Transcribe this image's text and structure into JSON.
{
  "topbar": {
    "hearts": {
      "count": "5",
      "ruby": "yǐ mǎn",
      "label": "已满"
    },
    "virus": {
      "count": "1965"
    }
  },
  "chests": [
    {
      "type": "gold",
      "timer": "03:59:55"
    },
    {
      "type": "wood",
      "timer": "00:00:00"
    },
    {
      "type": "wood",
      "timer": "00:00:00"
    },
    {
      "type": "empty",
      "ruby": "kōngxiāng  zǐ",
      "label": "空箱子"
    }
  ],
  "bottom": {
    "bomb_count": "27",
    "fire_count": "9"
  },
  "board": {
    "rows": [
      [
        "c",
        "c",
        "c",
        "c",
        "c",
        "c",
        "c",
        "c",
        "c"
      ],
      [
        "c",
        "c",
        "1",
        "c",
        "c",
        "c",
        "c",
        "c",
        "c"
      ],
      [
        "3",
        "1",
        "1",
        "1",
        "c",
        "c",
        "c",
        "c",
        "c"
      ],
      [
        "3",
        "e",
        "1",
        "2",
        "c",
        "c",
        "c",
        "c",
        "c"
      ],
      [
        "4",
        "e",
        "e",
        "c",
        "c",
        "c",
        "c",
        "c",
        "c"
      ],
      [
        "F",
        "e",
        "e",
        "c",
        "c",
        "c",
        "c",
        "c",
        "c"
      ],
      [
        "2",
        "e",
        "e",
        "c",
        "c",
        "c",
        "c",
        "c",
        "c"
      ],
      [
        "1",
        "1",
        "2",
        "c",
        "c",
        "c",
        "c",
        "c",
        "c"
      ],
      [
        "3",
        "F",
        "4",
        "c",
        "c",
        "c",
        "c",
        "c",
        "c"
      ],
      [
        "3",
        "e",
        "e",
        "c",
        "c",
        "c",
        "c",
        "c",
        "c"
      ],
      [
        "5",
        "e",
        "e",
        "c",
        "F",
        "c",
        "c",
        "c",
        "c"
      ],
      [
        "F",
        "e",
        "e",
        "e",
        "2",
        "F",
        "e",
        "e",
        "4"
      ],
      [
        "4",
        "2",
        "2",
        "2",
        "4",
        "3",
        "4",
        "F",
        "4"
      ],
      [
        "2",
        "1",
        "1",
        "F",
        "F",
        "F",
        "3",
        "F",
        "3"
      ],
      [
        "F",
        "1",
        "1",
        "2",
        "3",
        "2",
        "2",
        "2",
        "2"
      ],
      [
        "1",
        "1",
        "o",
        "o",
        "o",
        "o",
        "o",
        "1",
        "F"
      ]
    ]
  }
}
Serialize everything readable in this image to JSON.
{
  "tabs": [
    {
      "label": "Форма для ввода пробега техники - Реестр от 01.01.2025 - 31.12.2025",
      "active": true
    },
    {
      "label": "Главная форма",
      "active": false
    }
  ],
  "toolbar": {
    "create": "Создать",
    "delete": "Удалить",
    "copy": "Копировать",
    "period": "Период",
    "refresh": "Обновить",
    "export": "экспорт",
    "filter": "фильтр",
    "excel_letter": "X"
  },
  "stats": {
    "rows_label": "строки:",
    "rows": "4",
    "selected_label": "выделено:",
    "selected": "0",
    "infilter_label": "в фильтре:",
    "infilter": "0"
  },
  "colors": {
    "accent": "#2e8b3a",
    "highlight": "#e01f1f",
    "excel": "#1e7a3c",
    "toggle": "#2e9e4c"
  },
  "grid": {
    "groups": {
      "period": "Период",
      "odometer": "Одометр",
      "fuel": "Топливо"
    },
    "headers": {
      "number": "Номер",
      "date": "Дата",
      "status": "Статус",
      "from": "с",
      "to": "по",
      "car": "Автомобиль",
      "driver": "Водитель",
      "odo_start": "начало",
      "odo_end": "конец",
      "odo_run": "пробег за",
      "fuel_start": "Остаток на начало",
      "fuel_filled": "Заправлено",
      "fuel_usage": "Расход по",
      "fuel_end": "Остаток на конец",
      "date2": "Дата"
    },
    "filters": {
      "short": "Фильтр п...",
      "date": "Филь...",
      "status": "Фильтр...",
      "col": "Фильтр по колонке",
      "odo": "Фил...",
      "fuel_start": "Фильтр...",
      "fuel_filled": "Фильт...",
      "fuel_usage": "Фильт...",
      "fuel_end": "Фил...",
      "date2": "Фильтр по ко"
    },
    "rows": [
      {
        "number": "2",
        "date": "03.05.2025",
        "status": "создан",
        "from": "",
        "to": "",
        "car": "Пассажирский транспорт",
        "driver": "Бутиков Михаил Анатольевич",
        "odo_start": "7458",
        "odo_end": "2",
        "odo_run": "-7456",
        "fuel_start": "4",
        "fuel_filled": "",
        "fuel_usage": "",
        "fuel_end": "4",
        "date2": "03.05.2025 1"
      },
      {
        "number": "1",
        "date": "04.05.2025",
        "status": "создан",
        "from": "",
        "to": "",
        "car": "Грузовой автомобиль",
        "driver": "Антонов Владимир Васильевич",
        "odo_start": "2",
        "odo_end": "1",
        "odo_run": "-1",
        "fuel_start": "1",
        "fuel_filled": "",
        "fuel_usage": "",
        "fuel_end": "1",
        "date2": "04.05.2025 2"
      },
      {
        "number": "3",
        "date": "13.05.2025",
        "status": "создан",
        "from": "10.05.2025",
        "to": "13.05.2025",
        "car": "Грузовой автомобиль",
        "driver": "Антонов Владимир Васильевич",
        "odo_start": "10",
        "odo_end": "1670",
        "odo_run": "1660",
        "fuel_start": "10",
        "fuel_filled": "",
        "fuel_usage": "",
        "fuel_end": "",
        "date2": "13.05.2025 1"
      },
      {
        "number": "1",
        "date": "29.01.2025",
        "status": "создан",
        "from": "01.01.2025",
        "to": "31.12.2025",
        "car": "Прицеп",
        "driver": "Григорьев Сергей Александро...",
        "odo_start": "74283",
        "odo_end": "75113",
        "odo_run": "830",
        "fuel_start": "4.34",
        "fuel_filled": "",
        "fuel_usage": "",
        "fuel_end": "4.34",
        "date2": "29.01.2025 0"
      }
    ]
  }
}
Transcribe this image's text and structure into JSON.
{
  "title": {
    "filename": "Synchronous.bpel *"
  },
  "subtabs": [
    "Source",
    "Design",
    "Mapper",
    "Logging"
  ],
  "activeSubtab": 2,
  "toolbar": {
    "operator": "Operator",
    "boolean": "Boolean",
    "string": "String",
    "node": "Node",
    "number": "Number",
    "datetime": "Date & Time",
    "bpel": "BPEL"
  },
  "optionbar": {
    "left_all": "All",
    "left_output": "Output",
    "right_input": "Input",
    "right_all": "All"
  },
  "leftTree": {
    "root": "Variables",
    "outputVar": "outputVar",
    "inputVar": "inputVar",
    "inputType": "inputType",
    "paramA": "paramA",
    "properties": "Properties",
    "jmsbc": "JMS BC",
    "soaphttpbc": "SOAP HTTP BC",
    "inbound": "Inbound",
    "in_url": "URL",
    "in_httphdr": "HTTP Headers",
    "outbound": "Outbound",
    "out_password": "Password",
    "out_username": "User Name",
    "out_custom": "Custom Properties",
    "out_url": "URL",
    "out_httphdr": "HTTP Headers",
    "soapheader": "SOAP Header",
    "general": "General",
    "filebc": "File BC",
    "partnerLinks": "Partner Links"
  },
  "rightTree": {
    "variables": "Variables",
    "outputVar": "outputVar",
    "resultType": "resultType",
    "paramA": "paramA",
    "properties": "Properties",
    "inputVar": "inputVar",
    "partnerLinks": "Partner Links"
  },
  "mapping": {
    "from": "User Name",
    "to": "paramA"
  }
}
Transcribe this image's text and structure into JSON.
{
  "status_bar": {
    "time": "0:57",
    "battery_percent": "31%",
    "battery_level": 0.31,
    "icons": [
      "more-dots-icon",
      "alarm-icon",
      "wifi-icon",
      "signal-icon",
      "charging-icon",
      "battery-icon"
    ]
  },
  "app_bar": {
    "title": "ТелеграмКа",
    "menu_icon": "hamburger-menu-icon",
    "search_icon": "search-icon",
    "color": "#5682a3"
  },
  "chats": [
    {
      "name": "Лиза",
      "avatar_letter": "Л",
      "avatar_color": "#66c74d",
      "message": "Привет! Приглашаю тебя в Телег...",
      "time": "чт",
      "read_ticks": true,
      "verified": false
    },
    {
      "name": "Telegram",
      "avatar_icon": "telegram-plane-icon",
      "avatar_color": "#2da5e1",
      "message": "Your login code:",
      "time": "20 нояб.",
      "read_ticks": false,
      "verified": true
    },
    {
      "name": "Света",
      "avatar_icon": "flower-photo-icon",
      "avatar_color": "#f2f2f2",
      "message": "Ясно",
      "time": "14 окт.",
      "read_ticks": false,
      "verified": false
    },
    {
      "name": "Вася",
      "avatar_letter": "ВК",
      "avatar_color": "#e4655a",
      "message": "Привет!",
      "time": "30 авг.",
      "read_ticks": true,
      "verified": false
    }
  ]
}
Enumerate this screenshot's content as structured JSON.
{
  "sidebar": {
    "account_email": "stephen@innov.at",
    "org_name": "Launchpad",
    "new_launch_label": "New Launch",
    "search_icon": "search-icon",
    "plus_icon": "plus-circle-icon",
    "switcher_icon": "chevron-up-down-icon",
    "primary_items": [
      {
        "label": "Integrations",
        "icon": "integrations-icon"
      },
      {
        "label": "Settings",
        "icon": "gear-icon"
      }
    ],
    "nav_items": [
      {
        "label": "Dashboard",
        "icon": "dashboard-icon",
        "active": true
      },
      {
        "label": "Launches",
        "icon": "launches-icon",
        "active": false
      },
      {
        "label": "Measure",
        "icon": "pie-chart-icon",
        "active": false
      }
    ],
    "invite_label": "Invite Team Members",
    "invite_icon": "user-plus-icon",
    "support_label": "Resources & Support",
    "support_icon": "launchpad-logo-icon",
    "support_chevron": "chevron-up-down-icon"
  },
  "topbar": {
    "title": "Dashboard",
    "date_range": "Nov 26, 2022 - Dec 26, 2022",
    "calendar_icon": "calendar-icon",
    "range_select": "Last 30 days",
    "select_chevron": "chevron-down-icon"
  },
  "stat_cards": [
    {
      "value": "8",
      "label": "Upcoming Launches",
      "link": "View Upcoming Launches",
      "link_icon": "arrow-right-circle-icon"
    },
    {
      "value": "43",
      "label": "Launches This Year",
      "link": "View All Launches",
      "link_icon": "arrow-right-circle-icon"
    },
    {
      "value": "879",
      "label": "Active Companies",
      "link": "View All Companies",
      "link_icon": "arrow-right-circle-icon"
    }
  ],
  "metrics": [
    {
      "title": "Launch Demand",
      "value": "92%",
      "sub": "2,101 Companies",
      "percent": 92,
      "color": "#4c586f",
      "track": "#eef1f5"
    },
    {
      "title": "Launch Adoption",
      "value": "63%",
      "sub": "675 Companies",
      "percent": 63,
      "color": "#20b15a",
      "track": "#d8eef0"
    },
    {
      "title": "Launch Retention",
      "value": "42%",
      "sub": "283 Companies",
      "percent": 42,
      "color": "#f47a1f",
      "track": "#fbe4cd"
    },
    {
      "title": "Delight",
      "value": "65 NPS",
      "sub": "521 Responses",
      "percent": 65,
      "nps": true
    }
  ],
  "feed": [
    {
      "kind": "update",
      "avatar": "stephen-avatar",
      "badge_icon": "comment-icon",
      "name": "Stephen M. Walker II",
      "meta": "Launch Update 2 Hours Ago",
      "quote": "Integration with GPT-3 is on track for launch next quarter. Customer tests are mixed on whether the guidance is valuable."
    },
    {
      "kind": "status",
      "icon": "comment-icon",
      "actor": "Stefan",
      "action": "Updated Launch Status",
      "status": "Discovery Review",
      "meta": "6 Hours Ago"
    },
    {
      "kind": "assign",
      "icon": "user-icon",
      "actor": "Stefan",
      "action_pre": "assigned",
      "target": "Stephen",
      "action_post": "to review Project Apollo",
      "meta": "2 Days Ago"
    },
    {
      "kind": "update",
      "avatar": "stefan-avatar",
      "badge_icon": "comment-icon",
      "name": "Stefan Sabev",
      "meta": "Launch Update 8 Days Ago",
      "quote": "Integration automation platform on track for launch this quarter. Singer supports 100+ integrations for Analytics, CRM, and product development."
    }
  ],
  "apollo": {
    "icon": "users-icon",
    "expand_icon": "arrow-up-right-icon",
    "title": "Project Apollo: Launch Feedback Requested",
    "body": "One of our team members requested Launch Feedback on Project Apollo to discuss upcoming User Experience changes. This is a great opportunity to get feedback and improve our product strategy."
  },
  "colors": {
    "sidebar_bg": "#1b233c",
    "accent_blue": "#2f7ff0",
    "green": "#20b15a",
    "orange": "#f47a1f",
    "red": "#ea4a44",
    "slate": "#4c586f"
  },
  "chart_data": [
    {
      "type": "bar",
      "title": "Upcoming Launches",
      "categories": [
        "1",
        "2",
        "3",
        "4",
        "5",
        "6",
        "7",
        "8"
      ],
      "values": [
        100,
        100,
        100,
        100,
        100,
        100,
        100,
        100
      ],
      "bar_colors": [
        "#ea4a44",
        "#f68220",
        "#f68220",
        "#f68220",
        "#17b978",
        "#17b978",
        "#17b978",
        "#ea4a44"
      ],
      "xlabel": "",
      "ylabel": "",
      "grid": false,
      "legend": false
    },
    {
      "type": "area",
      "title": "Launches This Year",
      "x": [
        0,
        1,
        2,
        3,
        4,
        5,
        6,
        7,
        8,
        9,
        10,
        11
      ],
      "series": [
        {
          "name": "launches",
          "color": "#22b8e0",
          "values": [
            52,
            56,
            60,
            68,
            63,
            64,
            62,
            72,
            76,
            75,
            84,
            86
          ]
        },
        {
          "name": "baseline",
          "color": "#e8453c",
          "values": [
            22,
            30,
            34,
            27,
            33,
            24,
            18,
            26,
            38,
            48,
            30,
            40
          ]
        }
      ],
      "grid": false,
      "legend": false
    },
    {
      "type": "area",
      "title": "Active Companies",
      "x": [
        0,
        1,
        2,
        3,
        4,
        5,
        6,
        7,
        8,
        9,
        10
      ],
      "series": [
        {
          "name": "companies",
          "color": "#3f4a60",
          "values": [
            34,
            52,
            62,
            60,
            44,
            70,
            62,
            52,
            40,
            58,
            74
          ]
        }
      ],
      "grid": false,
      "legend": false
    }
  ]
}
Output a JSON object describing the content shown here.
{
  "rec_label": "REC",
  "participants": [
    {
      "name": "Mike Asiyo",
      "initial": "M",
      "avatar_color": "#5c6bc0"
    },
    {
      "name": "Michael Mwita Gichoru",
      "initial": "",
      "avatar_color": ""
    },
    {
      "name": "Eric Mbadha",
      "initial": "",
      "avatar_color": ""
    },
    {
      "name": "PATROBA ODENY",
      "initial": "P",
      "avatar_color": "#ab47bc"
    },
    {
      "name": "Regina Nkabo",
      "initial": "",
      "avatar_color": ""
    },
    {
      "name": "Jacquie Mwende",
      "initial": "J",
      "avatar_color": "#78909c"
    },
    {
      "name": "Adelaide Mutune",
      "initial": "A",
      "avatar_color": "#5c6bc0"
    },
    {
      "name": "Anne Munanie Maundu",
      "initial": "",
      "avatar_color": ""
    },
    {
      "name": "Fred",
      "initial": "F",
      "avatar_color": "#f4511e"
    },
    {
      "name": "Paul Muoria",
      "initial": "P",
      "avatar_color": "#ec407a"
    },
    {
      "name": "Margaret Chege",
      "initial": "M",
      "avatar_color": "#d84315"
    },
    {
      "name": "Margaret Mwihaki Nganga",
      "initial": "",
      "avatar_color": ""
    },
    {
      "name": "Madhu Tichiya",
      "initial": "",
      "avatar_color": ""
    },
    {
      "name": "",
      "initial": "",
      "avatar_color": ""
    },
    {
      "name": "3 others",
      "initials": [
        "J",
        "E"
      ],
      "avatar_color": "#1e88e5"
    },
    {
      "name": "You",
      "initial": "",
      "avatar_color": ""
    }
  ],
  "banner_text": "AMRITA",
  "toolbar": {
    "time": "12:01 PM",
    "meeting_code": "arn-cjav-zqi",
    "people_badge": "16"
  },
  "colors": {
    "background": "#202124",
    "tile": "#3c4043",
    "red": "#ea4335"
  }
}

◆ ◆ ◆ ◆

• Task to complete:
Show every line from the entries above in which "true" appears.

• Response to the task:
      "active": true
      "read_ticks": true,
      "verified": true
      "read_ticks": true,
        "active": true
      "nps": true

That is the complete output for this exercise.